# What you are asked to do
Scan the data below for the string "bold". Copy every line where it appears.

[Records from a data collection]
++++++

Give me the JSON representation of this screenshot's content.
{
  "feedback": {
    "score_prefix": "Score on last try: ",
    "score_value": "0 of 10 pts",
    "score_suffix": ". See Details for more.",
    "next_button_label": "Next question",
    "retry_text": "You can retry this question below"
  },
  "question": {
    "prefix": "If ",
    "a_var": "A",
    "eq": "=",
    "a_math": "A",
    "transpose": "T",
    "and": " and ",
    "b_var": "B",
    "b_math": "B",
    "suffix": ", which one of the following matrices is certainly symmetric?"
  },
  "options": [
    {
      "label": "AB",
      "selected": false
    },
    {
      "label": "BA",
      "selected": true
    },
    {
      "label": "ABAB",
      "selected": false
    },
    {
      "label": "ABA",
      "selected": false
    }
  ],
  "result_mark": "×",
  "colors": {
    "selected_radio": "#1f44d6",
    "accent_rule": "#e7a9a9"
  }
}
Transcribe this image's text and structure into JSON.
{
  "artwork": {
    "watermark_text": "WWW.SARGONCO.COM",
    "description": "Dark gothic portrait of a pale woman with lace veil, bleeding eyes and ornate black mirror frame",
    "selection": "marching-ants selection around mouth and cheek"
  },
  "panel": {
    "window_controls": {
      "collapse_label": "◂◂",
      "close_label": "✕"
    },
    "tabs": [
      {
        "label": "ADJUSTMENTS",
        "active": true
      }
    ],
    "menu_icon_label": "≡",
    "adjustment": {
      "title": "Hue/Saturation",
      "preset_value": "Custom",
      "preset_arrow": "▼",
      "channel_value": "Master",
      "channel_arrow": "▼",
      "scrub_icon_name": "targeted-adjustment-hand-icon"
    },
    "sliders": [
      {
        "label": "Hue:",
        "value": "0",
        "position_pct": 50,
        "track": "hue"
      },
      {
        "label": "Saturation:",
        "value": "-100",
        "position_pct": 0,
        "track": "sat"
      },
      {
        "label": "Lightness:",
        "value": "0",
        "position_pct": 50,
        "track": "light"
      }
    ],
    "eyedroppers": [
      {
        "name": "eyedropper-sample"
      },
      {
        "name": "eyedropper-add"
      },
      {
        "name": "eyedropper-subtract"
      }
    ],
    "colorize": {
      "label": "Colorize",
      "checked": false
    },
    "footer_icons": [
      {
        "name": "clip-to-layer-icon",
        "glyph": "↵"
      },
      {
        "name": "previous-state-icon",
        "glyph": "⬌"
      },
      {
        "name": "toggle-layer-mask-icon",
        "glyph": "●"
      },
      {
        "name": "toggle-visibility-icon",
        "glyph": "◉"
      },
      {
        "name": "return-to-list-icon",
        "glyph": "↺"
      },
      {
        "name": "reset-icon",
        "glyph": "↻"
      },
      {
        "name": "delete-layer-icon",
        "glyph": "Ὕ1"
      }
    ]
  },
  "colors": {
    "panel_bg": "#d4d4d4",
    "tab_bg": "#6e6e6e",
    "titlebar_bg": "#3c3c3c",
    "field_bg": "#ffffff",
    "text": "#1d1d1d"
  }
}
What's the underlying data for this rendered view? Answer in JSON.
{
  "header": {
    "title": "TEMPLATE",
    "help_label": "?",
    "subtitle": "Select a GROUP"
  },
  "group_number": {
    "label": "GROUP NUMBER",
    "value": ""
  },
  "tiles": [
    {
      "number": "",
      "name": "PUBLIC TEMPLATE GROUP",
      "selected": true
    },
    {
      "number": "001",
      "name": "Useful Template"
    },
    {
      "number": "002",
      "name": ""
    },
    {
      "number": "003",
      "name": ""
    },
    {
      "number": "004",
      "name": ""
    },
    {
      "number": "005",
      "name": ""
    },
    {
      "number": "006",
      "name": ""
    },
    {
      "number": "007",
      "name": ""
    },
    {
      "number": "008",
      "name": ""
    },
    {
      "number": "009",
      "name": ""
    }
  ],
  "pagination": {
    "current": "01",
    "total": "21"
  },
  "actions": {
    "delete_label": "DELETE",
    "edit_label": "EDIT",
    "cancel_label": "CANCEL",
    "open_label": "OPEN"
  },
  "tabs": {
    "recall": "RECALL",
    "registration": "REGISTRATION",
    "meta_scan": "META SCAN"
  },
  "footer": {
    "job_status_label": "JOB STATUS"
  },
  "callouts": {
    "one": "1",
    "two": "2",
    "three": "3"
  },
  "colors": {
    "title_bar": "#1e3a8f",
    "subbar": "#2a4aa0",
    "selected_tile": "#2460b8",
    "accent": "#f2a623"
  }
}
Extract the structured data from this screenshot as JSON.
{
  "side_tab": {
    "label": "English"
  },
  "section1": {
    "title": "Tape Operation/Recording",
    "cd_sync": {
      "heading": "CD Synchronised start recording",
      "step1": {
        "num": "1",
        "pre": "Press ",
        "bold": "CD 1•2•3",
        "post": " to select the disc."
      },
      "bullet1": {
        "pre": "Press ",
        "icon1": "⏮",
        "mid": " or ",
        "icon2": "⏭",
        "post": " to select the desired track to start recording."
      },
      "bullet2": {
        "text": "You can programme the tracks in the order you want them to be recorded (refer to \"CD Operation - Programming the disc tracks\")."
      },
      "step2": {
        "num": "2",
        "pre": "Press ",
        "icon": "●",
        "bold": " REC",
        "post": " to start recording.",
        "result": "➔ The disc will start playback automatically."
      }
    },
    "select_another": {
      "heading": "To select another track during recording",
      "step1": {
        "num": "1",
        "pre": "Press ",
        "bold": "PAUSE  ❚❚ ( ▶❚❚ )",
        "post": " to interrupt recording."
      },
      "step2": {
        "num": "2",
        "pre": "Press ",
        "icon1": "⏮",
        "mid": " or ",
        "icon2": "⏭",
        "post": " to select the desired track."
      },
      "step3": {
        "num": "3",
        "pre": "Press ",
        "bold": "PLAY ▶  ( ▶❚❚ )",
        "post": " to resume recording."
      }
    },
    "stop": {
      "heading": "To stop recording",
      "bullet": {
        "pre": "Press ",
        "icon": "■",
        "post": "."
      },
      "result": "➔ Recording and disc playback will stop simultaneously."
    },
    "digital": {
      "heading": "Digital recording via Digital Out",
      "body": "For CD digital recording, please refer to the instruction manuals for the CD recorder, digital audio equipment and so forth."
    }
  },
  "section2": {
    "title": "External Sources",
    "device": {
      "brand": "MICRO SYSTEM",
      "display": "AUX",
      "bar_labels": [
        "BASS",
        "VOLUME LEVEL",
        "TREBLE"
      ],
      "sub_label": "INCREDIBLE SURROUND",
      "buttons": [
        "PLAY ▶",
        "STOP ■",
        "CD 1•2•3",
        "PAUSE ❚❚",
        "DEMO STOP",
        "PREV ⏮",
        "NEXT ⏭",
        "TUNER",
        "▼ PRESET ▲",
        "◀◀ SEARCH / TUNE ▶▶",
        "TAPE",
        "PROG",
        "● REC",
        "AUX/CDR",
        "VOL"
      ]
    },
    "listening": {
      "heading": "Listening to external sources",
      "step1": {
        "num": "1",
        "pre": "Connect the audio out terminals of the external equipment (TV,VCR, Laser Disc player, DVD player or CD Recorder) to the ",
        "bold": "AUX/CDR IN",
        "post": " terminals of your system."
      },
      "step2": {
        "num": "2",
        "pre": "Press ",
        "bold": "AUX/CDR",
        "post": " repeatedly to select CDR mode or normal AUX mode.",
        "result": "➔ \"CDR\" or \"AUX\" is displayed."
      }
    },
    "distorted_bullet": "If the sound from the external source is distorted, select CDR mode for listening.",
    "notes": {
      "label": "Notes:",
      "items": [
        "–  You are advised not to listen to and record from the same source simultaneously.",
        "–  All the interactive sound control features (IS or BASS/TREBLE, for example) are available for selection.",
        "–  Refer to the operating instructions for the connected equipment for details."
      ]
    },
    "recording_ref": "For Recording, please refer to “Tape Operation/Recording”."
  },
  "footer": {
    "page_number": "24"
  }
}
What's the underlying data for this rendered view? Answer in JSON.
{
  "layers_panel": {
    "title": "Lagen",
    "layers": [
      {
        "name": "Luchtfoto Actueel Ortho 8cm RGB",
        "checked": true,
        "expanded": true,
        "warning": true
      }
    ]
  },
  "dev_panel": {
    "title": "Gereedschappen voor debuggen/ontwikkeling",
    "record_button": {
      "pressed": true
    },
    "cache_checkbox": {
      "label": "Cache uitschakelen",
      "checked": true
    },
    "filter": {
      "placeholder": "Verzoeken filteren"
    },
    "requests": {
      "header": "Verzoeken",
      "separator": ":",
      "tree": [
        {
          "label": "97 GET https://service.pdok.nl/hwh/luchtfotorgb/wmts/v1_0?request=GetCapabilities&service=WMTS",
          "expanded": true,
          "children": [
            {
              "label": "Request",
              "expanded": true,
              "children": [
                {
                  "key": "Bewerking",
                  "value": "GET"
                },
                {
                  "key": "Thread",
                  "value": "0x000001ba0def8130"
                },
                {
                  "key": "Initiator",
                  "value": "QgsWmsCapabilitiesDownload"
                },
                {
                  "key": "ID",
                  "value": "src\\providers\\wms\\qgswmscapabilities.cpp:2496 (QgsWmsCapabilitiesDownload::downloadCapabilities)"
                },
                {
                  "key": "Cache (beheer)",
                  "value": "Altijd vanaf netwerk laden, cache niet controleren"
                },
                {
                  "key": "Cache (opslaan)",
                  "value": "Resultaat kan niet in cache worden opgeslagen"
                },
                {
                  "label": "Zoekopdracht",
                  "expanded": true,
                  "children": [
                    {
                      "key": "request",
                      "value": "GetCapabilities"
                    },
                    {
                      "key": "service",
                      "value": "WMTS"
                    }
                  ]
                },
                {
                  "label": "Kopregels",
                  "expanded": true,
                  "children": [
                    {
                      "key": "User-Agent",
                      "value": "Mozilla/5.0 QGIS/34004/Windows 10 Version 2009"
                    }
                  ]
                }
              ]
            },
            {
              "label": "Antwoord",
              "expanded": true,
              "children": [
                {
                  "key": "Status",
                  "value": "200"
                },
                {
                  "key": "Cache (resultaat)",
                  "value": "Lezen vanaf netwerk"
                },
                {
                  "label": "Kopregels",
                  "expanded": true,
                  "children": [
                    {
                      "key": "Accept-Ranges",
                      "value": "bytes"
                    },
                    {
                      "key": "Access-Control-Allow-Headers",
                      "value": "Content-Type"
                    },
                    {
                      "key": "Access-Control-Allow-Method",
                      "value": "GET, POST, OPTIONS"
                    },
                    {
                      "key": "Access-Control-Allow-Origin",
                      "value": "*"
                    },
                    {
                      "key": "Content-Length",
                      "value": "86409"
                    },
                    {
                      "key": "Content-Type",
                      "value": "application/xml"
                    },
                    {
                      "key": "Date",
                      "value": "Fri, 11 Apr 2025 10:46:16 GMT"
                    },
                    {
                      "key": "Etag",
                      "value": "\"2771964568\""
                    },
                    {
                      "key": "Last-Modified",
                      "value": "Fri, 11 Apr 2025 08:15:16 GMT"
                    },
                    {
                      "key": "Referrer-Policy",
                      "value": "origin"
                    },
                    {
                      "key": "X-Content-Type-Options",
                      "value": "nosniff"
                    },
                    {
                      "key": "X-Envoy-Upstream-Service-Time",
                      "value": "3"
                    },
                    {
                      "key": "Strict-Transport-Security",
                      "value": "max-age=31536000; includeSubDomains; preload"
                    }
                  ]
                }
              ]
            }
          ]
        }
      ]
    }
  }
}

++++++

# Solution to this task
        "bold": "CD 1•2•3",
        "bold": " REC",
        "bold": "PAUSE  ❚❚ ( ▶❚❚ )",
        "bold": "PLAY ▶  ( ▶❚❚ )",
        "bold": "AUX/CDR IN",
        "bold": "AUX/CDR",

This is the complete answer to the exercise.